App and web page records
________________

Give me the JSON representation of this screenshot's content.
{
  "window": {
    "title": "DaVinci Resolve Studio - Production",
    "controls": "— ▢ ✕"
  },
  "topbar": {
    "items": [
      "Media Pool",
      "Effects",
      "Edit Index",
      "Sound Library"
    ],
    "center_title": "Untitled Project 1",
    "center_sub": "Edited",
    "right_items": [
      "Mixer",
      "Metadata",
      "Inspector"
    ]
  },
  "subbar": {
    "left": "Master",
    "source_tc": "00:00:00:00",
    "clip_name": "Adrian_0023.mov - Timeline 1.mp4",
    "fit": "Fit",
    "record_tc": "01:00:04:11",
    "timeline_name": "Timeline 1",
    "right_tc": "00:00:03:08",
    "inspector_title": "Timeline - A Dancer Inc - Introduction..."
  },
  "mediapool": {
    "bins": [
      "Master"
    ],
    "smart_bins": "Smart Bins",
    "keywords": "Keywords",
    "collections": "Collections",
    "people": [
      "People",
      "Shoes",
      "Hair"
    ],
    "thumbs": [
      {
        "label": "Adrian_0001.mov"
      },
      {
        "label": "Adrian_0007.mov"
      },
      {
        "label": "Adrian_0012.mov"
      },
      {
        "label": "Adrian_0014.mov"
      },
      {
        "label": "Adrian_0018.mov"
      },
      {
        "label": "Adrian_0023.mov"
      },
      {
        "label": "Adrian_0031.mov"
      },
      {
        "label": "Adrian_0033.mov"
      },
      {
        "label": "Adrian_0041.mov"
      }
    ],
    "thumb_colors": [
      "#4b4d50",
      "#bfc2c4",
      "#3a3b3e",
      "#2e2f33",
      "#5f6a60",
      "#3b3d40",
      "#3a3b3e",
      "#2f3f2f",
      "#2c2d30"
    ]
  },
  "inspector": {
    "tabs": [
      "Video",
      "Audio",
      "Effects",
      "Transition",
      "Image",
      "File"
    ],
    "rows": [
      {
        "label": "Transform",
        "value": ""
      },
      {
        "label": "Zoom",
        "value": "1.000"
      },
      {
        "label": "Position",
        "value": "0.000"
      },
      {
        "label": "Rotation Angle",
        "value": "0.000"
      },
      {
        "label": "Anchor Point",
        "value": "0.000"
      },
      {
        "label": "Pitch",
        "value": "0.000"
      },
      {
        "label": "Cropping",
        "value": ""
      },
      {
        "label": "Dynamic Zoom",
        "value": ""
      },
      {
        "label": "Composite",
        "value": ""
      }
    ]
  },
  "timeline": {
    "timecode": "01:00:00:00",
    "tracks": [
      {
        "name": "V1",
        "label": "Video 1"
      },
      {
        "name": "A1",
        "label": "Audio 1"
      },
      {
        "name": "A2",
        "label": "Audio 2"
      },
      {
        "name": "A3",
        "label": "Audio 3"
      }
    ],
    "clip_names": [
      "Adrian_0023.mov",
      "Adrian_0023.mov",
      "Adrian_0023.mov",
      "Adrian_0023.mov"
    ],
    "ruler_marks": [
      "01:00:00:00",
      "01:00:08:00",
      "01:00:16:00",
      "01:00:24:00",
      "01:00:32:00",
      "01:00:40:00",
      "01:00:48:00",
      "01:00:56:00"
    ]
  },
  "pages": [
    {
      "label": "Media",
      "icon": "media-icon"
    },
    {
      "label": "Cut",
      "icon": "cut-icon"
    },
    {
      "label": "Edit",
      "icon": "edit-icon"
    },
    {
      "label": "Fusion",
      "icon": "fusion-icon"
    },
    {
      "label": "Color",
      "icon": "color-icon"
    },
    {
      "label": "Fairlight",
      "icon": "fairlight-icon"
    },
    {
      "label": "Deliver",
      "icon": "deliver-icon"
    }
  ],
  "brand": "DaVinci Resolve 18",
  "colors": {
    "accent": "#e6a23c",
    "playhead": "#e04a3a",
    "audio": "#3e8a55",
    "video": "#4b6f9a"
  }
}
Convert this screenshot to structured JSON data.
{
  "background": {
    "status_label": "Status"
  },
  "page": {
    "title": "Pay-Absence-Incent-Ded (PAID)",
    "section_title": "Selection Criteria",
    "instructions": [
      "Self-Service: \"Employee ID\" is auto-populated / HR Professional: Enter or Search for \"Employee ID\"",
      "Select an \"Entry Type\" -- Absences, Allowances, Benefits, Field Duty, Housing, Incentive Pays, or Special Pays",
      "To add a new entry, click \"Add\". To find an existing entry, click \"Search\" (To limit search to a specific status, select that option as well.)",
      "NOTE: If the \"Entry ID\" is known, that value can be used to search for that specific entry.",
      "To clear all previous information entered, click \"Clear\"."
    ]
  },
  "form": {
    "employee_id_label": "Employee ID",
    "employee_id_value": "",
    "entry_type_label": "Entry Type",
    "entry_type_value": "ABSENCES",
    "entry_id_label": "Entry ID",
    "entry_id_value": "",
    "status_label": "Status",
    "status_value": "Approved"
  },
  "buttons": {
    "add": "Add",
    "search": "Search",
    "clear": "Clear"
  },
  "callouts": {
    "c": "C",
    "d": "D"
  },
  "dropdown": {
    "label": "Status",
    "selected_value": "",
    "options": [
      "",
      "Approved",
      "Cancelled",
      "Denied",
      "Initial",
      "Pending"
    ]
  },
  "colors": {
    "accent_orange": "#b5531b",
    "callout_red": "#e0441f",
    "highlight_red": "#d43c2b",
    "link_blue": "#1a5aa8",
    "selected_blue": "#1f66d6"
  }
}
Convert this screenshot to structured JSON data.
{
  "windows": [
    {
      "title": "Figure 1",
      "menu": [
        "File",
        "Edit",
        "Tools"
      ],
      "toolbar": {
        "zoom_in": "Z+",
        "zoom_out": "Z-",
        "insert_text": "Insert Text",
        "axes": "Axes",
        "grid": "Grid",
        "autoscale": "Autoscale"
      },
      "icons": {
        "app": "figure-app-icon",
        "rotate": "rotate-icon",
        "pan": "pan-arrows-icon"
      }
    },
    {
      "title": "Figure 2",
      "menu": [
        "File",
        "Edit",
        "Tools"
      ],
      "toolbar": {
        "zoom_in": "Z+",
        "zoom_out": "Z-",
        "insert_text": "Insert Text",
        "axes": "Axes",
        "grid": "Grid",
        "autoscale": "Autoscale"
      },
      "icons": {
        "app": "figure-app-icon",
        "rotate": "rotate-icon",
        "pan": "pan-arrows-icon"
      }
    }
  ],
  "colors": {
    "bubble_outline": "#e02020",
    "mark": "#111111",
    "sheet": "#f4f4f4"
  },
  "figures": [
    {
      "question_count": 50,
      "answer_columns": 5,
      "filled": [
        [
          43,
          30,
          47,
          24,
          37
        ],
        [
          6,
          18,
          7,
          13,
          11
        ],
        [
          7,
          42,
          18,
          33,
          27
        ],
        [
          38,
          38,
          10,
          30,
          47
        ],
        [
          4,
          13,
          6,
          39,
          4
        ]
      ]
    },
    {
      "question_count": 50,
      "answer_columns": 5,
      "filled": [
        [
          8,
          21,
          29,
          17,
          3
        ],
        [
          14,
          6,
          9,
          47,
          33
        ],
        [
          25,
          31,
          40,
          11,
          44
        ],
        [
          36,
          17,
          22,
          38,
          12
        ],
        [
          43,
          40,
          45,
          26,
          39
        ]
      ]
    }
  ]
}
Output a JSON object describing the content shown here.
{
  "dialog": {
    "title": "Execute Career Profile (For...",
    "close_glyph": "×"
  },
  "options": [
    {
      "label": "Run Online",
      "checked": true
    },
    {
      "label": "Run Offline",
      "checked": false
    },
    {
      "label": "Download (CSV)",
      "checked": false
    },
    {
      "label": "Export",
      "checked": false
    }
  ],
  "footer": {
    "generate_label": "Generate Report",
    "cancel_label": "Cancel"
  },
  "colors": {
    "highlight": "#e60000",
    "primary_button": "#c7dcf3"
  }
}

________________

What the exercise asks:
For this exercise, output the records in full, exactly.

Answer to this problem:
Give me the JSON representation of this screenshot's content.
{
  "window": {
    "title": "DaVinci Resolve Studio - Production",
    "controls": "— ▢ ✕"
  },
  "topbar": {
    "items": [
      "Media Pool",
      "Effects",
      "Edit Index",
      "Sound Library"
    ],
    "center_title": "Untitled Project 1",
    "center_sub": "Edited",
    "right_items": [
      "Mixer",
      "Metadata",
      "Inspector"
    ]
  },
  "subbar": {
    "left": "Master",
    "source_tc": "00:00:00:00",
    "clip_name": "Adrian_0023.mov - Timeline 1.mp4",
    "fit": "Fit",
    "record_tc": "01:00:04:11",
    "timeline_name": "Timeline 1",
    "right_tc": "00:00:03:08",
    "inspector_title": "Timeline - A Dancer Inc - Introduction..."
  },
  "mediapool": {
    "bins": [
      "Master"
    ],
    "smart_bins": "Smart Bins",
    "keywords": "Keywords",
    "collections": "Collections",
    "people": [
      "People",
      "Shoes",
      "Hair"
    ],
    "thumbs": [
      {
        "label": "Adrian_0001.mov"
      },
      {
        "label": "Adrian_0007.mov"
      },
      {
        "label": "Adrian_0012.mov"
      },
      {
        "label": "Adrian_0014.mov"
      },
      {
        "label": "Adrian_0018.mov"
      },
      {
        "label": "Adrian_0023.mov"
      },
      {
        "label": "Adrian_0031.mov"
      },
      {
        "label": "Adrian_0033.mov"
      },
      {
        "label": "Adrian_0041.mov"
      }
    ],
    "thumb_colors": [
      "#4b4d50",
      "#bfc2c4",
      "#3a3b3e",
      "#2e2f33",
      "#5f6a60",
      "#3b3d40",
      "#3a3b3e",
      "#2f3f2f",
      "#2c2d30"
    ]
  },
  "inspector": {
    "tabs": [
      "Video",
      "Audio",
      "Effects",
      "Transition",
      "Image",
      "File"
    ],
    "rows": [
      {
        "label": "Transform",
        "value": ""
      },
      {
        "label": "Zoom",
        "value": "1.000"
      },
      {
        "label": "Position",
        "value": "0.000"
      },
      {
        "label": "Rotation Angle",
        "value": "0.000"
      },
      {
        "label": "Anchor Point",
        "value": "0.000"
      },
      {
        "label": "Pitch",
        "value": "0.000"
      },
      {
        "label": "Cropping",
        "value": ""
      },
      {
        "label": "Dynamic Zoom",
        "value": ""
      },
      {
        "label": "Composite",
        "value": ""
      }
    ]
  },
  "timeline": {
    "timecode": "01:00:00:00",
    "tracks": [
      {
        "name": "V1",
        "label": "Video 1"
      },
      {
        "name": "A1",
        "label": "Audio 1"
      },
      {
        "name": "A2",
        "label": "Audio 2"
      },
      {
        "name": "A3",
        "label": "Audio 3"
      }
    ],
    "clip_names": [
      "Adrian_0023.mov",
      "Adrian_0023.mov",
      "Adrian_0023.mov",
      "Adrian_0023.mov"
    ],
    "ruler_marks": [
      "01:00:00:00",
      "01:00:08:00",
      "01:00:16:00",
      "01:00:24:00",
      "01:00:32:00",
      "01:00:40:00",
      "01:00:48:00",
      "01:00:56:00"
    ]
  },
  "pages": [
    {
      "label": "Media",
      "icon": "media-icon"
    },
    {
      "label": "Cut",
      "icon": "cut-icon"
    },
    {
      "label": "Edit",
      "icon": "edit-icon"
    },
    {
      "label": "Fusion",
      "icon": "fusion-icon"
    },
    {
      "label": "Color",
      "icon": "color-icon"
    },
    {
      "label": "Fairlight",
      "icon": "fairlight-icon"
    },
    {
      "label": "Deliver",
      "icon": "deliver-icon"
    }
  ],
  "brand": "DaVinci Resolve 18",
  "colors": {
    "accent": "#e6a23c",
    "playhead": "#e04a3a",
    "audio": "#3e8a55",
    "video": "#4b6f9a"
  }
}
Convert this screenshot to structured JSON data.
{
  "background": {
    "status_label": "Status"
  },
  "page": {
    "title": "Pay-Absence-Incent-Ded (PAID)",
    "section_title": "Selection Criteria",
    "instructions": [
      "Self-Service: \"Employee ID\" is auto-populated / HR Professional: Enter or Search for \"Employee ID\"",
      "Select an \"Entry Type\" -- Absences, Allowances, Benefits, Field Duty, Housing, Incentive Pays, or Special Pays",
      "To add a new entry, click \"Add\". To find an existing entry, click \"Search\" (To limit search to a specific status, select that option as well.)",
      "NOTE: If the \"Entry ID\" is known, that value can be used to search for that specific entry.",
      "To clear all previous information entered, click \"Clear\"."
    ]
  },
  "form": {
    "employee_id_label": "Employee ID",
    "employee_id_value": "",
    "entry_type_label": "Entry Type",
    "entry_type_value": "ABSENCES",
    "entry_id_label": "Entry ID",
    "entry_id_value": "",
    "status_label": "Status",
    "status_value": "Approved"
  },
  "buttons": {
    "add": "Add",
    "search": "Search",
    "clear": "Clear"
  },
  "callouts": {
    "c": "C",
    "d": "D"
  },
  "dropdown": {
    "label": "Status",
    "selected_value": "",
    "options": [
      "",
      "Approved",
      "Cancelled",
      "Denied",
      "Initial",
      "Pending"
    ]
  },
  "colors": {
    "accent_orange": "#b5531b",
    "callout_red": "#e0441f",
    "highlight_red": "#d43c2b",
    "link_blue": "#1a5aa8",
    "selected_blue": "#1f66d6"
  }
}
Convert this screenshot to structured JSON data.
{
  "windows": [
    {
      "title": "Figure 1",
      "menu": [
        "File",
        "Edit",
        "Tools"
      ],
      "toolbar": {
        "zoom_in": "Z+",
        "zoom_out": "Z-",
        "insert_text": "Insert Text",
        "axes": "Axes",
        "grid": "Grid",
        "autoscale": "Autoscale"
      },
      "icons": {
        "app": "figure-app-icon",
        "rotate": "rotate-icon",
        "pan": "pan-arrows-icon"
      }
    },
    {
      "title": "Figure 2",
      "menu": [
        "File",
        "Edit",
        "Tools"
      ],
      "toolbar": {
        "zoom_in": "Z+",
        "zoom_out": "Z-",
        "insert_text": "Insert Text",
        "axes": "Axes",
        "grid": "Grid",
        "autoscale": "Autoscale"
      },
      "icons": {
        "app": "figure-app-icon",
        "rotate": "rotate-icon",
        "pan": "pan-arrows-icon"
      }
    }
  ],
  "colors": {
    "bubble_outline": "#e02020",
    "mark": "#111111",
    "sheet": "#f4f4f4"
  },
  "figures": [
    {
      "question_count": 50,
      "answer_columns": 5,
      "filled": [
        [
          43,
          30,
          47,
          24,
          37
        ],
        [
          6,
          18,
          7,
          13,
          11
        ],
        [
          7,
          42,
          18,
          33,
          27
        ],
        [
          38,
          38,
          10,
          30,
          47
        ],
        [
          4,
          13,
          6,
          39,
          4
        ]
      ]
    },
    {
      "question_count": 50,
      "answer_columns": 5,
      "filled": [
        [
          8,
          21,
          29,
          17,
          3
        ],
        [
          14,
          6,
          9,
          47,
          33
        ],
        [
          25,
          31,
          40,
          11,
          44
        ],
        [
          36,
          17,
          22,
          38,
          12
        ],
        [
          43,
          40,
          45,
          26,
          39
        ]
      ]
    }
  ]
}
Output a JSON object describing the content shown here.
{
  "dialog": {
    "title": "Execute Career Profile (For...",
    "close_glyph": "×"
  },
  "options": [
    {
      "label": "Run Online",
      "checked": true
    },
    {
      "label": "Run Offline",
      "checked": false
    },
    {
      "label": "Download (CSV)",
      "checked": false
    },
    {
      "label": "Export",
      "checked": false
    }
  ],
  "footer": {
    "generate_label": "Generate Report",
    "cancel_label": "Cancel"
  },
  "colors": {
    "highlight": "#e60000",
    "primary_button": "#c7dcf3"
  }
}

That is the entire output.